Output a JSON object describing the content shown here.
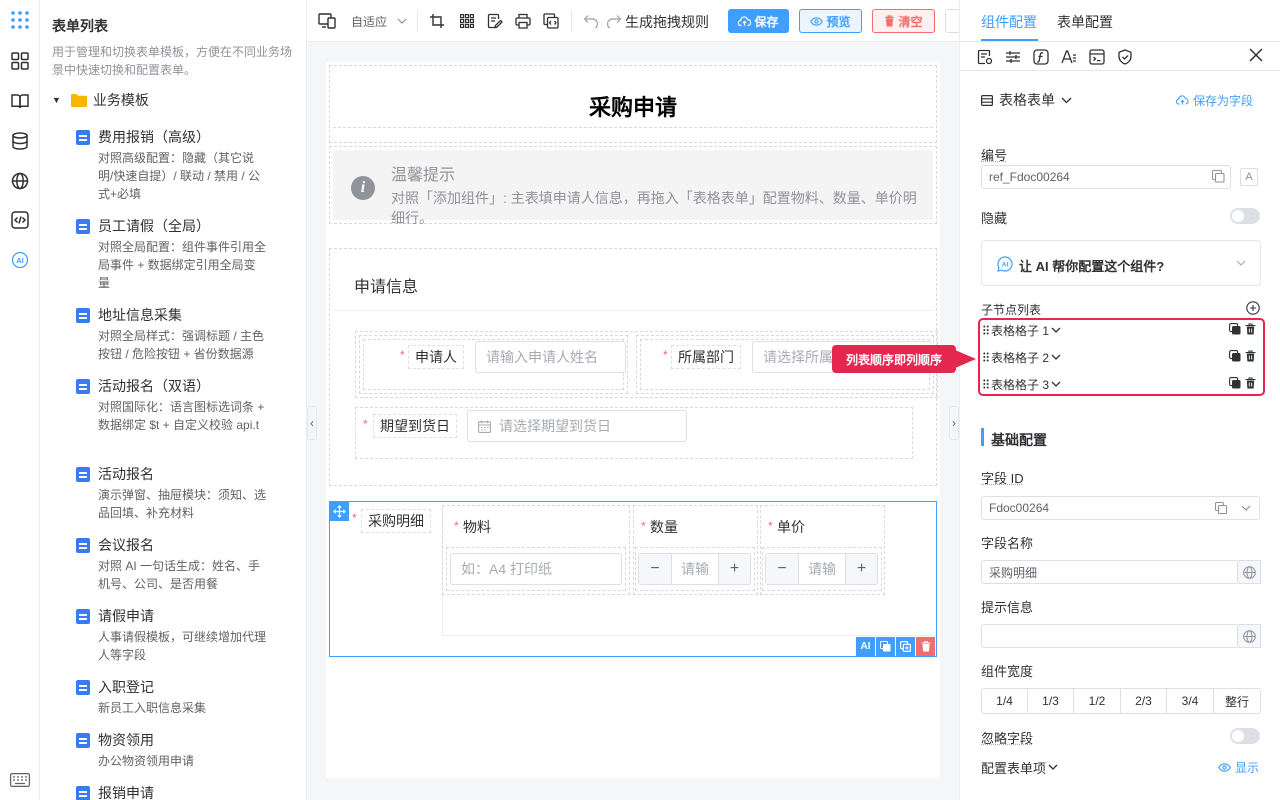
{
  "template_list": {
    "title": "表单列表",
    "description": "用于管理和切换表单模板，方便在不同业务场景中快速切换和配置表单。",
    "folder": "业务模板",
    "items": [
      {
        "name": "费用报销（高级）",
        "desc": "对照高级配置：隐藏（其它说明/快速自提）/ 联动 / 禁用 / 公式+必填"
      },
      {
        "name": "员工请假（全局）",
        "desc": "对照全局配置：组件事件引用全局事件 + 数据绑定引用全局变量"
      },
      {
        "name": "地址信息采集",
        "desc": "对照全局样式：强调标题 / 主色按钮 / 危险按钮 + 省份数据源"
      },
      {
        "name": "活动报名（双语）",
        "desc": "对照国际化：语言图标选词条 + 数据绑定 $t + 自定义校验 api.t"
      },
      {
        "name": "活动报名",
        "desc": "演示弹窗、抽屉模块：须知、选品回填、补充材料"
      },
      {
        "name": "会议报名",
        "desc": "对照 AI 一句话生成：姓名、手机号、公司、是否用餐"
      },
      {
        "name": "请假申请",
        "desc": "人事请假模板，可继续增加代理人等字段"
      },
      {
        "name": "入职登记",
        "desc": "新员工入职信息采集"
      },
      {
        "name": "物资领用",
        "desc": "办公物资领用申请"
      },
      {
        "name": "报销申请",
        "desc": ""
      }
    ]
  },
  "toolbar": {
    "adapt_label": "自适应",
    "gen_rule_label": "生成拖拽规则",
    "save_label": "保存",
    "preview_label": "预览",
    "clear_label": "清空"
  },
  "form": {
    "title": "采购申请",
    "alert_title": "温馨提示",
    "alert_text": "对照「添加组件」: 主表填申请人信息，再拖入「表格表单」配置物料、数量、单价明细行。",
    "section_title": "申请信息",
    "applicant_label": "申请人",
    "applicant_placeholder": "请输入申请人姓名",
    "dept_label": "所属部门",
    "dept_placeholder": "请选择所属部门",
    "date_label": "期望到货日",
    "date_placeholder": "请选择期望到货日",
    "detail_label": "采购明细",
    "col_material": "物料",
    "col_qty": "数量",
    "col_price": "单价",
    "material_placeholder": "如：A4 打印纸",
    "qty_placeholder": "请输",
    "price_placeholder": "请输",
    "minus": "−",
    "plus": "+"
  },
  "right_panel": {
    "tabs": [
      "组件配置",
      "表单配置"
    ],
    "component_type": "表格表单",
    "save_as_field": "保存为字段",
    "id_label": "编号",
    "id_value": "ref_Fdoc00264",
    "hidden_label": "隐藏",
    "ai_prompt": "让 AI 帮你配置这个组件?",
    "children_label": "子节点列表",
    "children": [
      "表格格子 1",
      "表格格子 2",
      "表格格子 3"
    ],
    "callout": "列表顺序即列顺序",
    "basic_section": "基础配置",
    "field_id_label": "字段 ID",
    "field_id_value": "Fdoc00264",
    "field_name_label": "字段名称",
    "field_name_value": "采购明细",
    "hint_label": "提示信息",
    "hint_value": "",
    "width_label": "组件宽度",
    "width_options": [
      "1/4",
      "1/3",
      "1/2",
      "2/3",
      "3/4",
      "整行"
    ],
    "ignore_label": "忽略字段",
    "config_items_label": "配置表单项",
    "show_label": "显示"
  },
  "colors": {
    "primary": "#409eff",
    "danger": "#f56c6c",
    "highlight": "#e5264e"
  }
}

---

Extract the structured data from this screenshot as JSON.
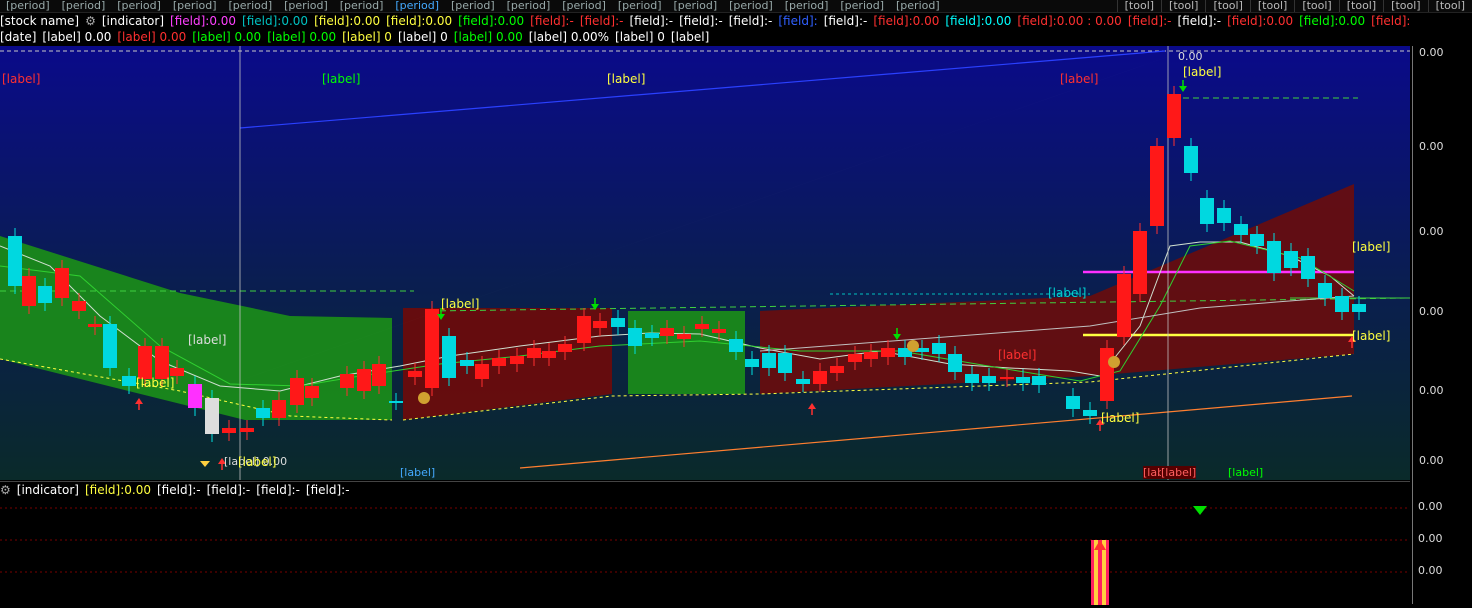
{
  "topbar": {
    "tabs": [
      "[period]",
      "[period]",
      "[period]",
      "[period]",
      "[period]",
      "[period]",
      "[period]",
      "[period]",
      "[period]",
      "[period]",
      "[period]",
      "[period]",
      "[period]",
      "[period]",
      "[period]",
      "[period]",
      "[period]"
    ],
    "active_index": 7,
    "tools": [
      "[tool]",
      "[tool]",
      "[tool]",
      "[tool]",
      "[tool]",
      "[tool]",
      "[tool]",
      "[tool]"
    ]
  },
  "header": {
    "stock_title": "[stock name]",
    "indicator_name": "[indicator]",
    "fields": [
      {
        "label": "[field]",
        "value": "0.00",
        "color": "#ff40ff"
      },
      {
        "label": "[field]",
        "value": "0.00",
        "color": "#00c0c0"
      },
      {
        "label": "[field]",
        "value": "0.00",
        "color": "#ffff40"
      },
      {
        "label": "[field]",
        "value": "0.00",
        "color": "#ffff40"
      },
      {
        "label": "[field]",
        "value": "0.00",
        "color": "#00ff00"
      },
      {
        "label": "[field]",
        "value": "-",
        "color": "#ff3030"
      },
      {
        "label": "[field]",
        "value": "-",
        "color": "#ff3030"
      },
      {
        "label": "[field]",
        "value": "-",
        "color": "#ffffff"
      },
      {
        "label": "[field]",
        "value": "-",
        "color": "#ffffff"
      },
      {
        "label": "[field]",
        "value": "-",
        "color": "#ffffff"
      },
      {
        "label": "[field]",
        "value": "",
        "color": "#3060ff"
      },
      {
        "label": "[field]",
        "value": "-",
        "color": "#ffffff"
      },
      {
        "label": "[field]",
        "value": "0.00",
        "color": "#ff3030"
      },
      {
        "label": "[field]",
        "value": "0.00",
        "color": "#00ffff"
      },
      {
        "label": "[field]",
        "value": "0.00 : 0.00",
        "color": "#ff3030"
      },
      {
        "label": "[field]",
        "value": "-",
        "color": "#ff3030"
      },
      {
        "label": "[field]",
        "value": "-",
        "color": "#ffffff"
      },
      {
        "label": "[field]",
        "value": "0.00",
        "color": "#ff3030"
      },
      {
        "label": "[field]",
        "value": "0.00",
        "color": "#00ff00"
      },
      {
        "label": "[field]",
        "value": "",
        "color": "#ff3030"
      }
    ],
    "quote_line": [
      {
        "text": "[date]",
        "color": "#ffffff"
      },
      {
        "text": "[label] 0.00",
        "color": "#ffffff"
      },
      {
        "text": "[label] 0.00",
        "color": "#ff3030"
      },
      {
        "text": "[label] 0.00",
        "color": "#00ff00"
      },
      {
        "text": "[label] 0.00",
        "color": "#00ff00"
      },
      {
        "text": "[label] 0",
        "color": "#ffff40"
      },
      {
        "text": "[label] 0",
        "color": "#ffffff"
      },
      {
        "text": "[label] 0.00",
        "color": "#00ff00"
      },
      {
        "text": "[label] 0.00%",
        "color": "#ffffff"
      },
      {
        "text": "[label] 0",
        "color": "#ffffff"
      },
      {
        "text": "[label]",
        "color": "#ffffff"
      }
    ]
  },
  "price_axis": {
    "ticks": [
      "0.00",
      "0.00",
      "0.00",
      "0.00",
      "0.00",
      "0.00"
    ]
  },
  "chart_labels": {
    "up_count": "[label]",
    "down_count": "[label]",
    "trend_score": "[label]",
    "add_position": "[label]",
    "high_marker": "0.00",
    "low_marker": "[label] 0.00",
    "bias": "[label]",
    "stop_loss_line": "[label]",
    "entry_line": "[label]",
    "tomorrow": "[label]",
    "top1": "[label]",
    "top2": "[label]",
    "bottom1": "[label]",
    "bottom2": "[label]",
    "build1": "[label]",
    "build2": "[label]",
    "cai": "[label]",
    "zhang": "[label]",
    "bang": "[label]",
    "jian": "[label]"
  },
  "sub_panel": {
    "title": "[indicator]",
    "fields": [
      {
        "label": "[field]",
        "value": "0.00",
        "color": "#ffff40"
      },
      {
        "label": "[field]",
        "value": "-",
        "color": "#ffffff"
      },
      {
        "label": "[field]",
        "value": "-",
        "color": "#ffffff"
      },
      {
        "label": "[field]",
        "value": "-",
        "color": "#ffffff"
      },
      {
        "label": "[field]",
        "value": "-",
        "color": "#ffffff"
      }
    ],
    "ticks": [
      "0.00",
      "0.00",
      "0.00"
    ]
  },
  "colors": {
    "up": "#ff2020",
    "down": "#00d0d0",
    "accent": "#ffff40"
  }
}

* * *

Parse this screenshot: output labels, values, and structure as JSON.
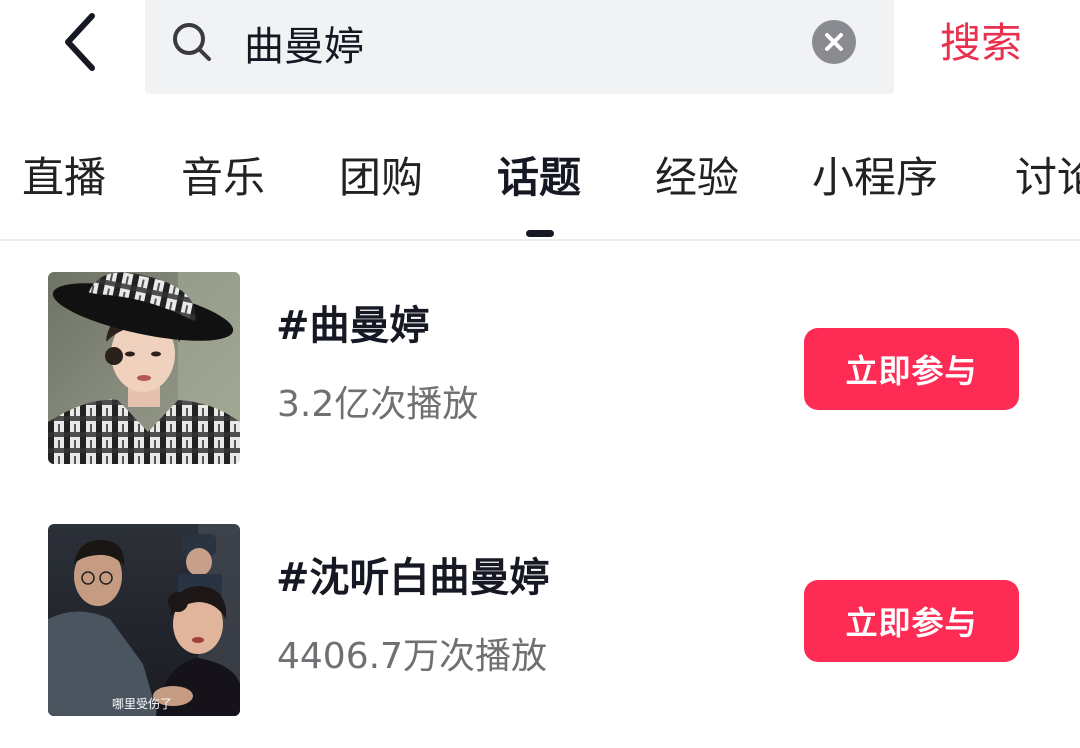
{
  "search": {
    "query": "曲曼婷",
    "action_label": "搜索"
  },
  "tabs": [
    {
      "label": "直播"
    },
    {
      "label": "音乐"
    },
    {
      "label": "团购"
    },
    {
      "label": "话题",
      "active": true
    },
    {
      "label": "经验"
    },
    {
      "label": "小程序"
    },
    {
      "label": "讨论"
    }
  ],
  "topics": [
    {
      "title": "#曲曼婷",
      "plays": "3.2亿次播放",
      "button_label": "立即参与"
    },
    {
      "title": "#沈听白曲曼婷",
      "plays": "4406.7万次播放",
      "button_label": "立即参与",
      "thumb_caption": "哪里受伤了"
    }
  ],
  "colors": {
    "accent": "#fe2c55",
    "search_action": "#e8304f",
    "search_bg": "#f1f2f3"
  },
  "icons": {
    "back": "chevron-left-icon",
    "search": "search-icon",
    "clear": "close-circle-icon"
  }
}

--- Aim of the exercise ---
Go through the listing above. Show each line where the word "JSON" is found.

--- Your solution ---
Output a JSON object describing the content shown here.
Extract the structured data from this screenshot as JSON.
Parse this screenshot: output labels, values, and structure as JSON.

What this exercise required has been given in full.